“The data show that as kids get older, they spread the virus at a greater rate,” Superintendent Scott Siegfried said in a live video presentation to the community July 29.
His presentation showed state guidance that says elementary students pose a lower risk for spreading coronavirus than older students.
Middle- and high-schoolers will be assigned to the "A day" or "B day" cohort, or group, based on their last name. The district will make efforts to place siblings in the same cohort, Siegfried said.
For those who attend school in person, the three days per week of online class will be “asynchronous,” meaning the learning will take place without real-time interaction and students will progress at their own pace, according to the district's plan.
That framework could shift to periods of full online learning based on closure orders from the state or public health officials state — for weeks or months, if necessary. But class will not transition to remote learning “for a dismissal less than a week,” and teachers will not have to serve both in-person and remote classes, Siegfried's presentation says.
For example, if student athletes must quarantine for 14 days due to an infection on their team but their teachers are not affected, the students can continue to complete work posted on Schoology — the platform for online learning — but they will not receive remote instruction, according to the presentation.
In his live presentation, Siegfried unveiled a point system for evaluating data on COVID-19 in Arapahoe County to guide the district's decisions. If trends in the coronavirus' spread are reassuring enough for seven to 14 days, the district will hold classes in person.
That's a metric that will influence whether in-person class can begin at the start of the school year, Siegfried said.
But if trends are too concerning, the district will start the year remotely. The district considers data including Arapahoe County's percentage of COVID-19 tests that show as positive, the county's number of hospitalizations and its overall number of added cases over time.
Based on data at the time of the July 29 presentation, Siegfried said if the decision were made then, the district would start the year with in-person class.
That type of analysis of the county's data may influence the district's potential decisions to switch to fully online class later in the school year, Siegfried added.
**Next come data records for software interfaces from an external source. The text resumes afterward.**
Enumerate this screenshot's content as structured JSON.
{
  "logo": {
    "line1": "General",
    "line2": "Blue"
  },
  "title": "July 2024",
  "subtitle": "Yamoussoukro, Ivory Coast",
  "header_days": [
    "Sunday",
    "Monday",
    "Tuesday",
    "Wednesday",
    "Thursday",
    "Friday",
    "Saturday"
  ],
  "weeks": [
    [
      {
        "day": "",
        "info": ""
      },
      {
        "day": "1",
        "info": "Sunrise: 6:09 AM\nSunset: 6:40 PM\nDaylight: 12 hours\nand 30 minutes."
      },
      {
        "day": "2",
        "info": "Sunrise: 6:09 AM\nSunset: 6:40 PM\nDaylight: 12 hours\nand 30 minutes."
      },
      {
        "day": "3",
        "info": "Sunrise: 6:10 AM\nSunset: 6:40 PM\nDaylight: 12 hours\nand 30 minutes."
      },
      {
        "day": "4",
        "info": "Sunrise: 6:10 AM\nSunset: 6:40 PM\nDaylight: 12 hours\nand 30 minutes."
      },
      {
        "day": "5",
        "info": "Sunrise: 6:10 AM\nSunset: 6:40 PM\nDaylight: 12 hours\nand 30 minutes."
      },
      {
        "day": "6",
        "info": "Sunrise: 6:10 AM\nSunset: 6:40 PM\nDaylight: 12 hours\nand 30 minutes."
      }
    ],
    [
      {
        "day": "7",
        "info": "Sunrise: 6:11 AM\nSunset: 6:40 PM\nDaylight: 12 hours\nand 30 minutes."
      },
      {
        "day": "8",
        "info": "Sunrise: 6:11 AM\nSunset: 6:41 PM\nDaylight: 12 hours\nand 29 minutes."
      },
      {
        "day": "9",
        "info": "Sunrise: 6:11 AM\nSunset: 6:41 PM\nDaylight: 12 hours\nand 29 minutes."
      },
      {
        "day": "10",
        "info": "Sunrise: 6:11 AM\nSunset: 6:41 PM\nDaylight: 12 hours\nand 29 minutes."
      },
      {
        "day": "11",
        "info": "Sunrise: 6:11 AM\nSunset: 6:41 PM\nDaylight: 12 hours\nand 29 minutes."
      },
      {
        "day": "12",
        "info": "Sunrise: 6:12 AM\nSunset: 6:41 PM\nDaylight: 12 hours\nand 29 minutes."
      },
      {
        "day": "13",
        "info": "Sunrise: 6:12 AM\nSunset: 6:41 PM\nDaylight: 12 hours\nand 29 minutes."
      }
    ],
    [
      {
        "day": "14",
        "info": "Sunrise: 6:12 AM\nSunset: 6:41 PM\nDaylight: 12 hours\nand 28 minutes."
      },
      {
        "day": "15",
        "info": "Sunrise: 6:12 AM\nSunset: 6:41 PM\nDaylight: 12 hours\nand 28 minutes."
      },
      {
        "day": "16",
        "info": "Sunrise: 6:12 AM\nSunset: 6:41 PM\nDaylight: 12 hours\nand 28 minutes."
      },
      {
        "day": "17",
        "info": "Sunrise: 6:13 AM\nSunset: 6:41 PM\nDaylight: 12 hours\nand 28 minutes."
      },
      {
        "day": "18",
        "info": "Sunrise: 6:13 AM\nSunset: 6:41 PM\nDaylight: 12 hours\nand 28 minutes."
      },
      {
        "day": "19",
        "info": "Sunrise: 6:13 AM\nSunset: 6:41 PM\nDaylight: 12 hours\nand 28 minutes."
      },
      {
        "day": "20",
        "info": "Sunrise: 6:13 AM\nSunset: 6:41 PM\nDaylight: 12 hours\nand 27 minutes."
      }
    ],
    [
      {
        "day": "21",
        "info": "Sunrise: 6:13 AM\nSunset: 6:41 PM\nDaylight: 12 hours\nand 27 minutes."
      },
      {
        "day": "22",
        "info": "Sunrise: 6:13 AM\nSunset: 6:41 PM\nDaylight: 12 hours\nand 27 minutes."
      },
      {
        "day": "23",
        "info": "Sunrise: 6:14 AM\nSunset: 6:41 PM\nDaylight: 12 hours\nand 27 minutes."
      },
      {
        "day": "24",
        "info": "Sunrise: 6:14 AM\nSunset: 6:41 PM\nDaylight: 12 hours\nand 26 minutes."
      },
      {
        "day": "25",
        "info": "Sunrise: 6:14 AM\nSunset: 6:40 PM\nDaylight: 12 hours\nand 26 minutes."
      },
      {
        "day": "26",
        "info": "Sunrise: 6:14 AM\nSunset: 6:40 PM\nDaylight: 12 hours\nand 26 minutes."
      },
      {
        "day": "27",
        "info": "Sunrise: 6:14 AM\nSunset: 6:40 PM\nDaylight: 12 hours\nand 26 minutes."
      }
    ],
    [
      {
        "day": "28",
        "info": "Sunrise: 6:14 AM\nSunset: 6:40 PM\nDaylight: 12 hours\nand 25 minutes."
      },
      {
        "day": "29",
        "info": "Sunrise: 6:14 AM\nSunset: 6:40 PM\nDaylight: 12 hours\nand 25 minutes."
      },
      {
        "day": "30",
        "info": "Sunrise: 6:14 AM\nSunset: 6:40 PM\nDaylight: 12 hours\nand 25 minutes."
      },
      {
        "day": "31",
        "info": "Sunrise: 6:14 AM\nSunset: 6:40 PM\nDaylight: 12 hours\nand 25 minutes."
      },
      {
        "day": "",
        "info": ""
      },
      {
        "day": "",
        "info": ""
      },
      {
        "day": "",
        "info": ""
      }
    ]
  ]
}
If in-person class does begin at the top of the year, Aug. 17-21 will be a “phase-in week” in which all students can come to school to practice new routines, and staff and students can begin to develop relationships, prior to the full start.
Cherry Creek's hesitation in starting in-person class comes as other Denver metro-area districts push back their opening dates for in-person instruction. Denver Public Schools announced it will extend fully remote instruction from the start of school on Aug. 24 through Oct. 16, and students in Aurora Public Schools will learn remotely through the first quarter, which ends Oct. 8.
Younger students, online option
The youngest students — those in pre-kindergarten up to fifth grade — will attend school five days per week when the district gives the green light for in-person class, according to the district's plan.
K-5 students will be cohorted, meaning they'll be placed in a class and remain in that group for the full day, according to the district's plan.
The district also made online class an option for all K-12 students, with a new online program is available for grades K-5. Middle- and high-school students can take online courses through Cherry Creek Elevation, the district's online school. In both programs, all instruction will be delivered by a certified Cherry Creek School District teacher, according to the district's plan.
Other items that may interest you
We have noticed you are using an ad blocking plugin in your browser.
The revenue we receive from our advertisers helps make this site possible. We request you whitelist our site.